When the sheltered wife and writer must take on the role of amateur detective (Where is Ramon? Is he victim or perpetrator?), she gets help from a pair of unlikely assistants. Her downstairs neighbor Félix (Carlos lvarez Novoa) looks like a pleasant codger with a gray beard and a doddering manner, but he's got a secret history involving the Spanish Civil War, Fidel Castro and Dutch gun smugglers. Not a bad hombre to have on the team, it turns out. Somehow, Lucía and Félix also hook up with a fresh-faced young musician named Adrián (Mexican soap opera favorite Kuno Becker), who has a thing for the older woman and who completes a human triangle that comes to be concerned with big ideas like loss and human reinvention. Along the way, Serrano takes us on a whirlwind tour of drug lords' gaudy dens, corrupt government offices, network TV studios and shadowy back alleys. Has Ramon, a bureaucrat in the Mexican treasury department, been kidnapped by leftist revolutionaries? Has he been embezzling from his employer?

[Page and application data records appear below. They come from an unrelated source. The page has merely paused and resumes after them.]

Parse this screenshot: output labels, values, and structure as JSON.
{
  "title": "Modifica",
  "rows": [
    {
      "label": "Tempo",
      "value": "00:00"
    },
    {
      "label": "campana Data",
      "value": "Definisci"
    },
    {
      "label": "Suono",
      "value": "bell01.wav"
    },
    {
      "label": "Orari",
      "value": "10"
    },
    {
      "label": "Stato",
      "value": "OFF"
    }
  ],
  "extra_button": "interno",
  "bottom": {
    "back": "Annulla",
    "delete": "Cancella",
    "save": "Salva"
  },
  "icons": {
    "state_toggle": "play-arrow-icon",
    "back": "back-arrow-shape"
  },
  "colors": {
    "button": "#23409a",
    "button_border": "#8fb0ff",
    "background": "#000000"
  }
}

In the end, the answers to those questions and the surface fireworks of the hyperactive plot prove to be less important than Lucía's transformation from drone to emotional adventurer.
It will come as no surprise to literary types, especially those conversant with the intriguing tangles of Latin American meta-fiction, that much of what we see on the screen--a brutal shooting, say, or the hijacking of a suitcase stuffed with 20 million pesos--turns out to be not "reality" but the machinations of a writer trying out assorted themes and dramatic twists and character motivations in her fevered imagination. In the beginning, Lucía tells us straight out in the voice-over that she's a "liar" (read: emerging fictioneer); the delicious irony is that through her experiments she comes to discover the truth about herself, while casting off the artifice.
Lucía, Lucía is labored in places because metaphysical scaffolding tends to inhibit narrative. But Serrano keeps the wit coming, and another richly nuanced performance from the lovely, red-headed Roth keeps us always focused on the real mystery of the piece--whether this appealing woman will find a way to find herself. Lucía, Lucía may not represent the glorious, heaving crest of the Mexican New Wave, but its substance and high ambitions, salted with humor, make for a rewarding two hours in the dark.